I use my Nikons D200 or D300 to do this. With the Nikon D300 you can raise the ISO to 800 with no increasing noise. Take shots in a solid tripod, sequenced, every shot must be about 10-12 seconds, (for a 50mm f:1,8 lens), no more time or you will get star trails.
Import the images to your software to do "Stop motion".
Put the camera in a high place, outside the city, to avoid contamination.
And good luck.
Juan Parmenides is offline   Reply With Quote
Old September 10th, 2008, 04:05 AM   #10
Major Player
 
Join Date: May 2008
Location: Warwickshire
Posts: 207
I wonder if it would be possible shooting through a night vision monocular or similar - the one my brother has for fishing / hunting (and in his case finding poachers!) has a camera adapter ring - obviously this shoots in green instead of black, but could be shot in black & white.
Philip Younger is offline   Reply With Quote
Old September 11th, 2008, 02:57 AM   #11
Major Player
 
Join Date: Dec 2007
Location: Pembrokeshire, Wales
Posts: 734
There is an adapter that enables you to do this. Alana used to sell them - probably still do but I haven't checked their catalogue lately

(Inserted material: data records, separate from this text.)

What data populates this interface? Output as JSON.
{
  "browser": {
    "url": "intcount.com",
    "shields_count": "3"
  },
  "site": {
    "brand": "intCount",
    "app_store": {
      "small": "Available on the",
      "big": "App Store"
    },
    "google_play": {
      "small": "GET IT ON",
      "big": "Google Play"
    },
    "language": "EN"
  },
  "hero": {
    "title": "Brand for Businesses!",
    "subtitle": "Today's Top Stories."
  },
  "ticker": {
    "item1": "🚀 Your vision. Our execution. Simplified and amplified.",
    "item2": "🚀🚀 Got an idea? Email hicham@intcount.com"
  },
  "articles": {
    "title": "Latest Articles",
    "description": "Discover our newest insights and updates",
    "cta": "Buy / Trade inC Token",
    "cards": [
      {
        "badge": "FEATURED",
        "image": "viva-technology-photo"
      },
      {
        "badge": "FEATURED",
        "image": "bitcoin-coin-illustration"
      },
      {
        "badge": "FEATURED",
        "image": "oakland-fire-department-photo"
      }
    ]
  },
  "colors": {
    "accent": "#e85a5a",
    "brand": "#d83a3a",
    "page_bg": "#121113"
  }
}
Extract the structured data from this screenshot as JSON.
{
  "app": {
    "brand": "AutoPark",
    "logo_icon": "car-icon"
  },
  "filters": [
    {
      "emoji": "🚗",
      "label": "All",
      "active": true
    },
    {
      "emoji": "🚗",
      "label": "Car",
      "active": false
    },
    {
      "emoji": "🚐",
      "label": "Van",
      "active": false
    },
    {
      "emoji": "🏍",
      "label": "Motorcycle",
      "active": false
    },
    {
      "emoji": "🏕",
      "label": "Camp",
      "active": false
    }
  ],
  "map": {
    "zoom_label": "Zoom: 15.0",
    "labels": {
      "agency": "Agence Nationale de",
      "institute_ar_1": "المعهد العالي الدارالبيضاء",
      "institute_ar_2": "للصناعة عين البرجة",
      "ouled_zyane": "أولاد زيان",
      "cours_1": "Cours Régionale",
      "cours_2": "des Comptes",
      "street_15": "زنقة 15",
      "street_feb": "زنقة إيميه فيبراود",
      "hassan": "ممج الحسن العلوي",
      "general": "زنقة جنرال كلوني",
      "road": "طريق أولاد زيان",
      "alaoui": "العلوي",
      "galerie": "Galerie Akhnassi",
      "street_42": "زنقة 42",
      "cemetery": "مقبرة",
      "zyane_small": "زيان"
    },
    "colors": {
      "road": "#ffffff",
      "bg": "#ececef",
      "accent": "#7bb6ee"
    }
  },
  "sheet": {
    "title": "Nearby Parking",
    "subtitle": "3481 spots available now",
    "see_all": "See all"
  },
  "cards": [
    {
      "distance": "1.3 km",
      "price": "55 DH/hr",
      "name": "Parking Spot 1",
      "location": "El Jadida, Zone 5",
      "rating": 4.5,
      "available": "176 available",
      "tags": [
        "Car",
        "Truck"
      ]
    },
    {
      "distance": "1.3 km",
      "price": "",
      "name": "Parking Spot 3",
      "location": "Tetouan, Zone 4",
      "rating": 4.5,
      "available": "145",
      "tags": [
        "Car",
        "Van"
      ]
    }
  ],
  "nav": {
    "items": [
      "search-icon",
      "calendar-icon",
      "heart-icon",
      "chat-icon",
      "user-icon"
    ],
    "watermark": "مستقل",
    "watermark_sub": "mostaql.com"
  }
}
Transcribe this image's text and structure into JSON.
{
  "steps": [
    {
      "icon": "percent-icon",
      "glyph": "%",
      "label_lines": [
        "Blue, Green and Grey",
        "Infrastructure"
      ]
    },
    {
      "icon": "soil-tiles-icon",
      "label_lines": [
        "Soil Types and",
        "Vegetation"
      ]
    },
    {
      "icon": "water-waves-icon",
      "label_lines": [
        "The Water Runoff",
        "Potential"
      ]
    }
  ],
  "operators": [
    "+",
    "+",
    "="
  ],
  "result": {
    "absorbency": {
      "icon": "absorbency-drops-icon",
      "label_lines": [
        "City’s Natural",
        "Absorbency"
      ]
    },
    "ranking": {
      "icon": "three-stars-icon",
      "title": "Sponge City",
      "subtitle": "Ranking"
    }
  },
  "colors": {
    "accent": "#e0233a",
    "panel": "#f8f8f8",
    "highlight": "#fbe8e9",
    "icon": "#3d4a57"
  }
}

Alana Ecology Wildlife, Nature Conservation and Field Equipment
__________________
Canon XH A1; Canon XF100; Nikon D800
Annie Haycock is offline   Reply
Reply

DV Info Net refers all where-to-buy and where-to-rent questions exclusively to these trusted full line dealers and rental houses...

Professional Video
(800) 833-4801
Portland, OR

B&H Photo Video
(866) 521-7381
New York, NY

Z.G.C.
(973) 335-4460
Mountain Lakes, NJ

Abel Cine Tech
(888) 700-4416
N.Y. NY & L.A. CA

Precision Camera
(800) 677-1023
Austin, TX

DV Info Net also encourages you to support local businesses and buy from an authorized dealer in your neighborhood.
  You are here: DV Info Net > Canon EOS / MXF / AVCHD / HDV / DV Camera Systems > Canon HDV and DV Camera Systems > Canon XH Series HDV Camcorders

Thread Tools Search this Thread
Search this Thread:

Advanced Search

 



Google
 

All times are GMT -6. The time now is 03:03 PM.


DV Info Net -- Real Names, Real People, Real Info!
1998-2017 The Digital Video Information Network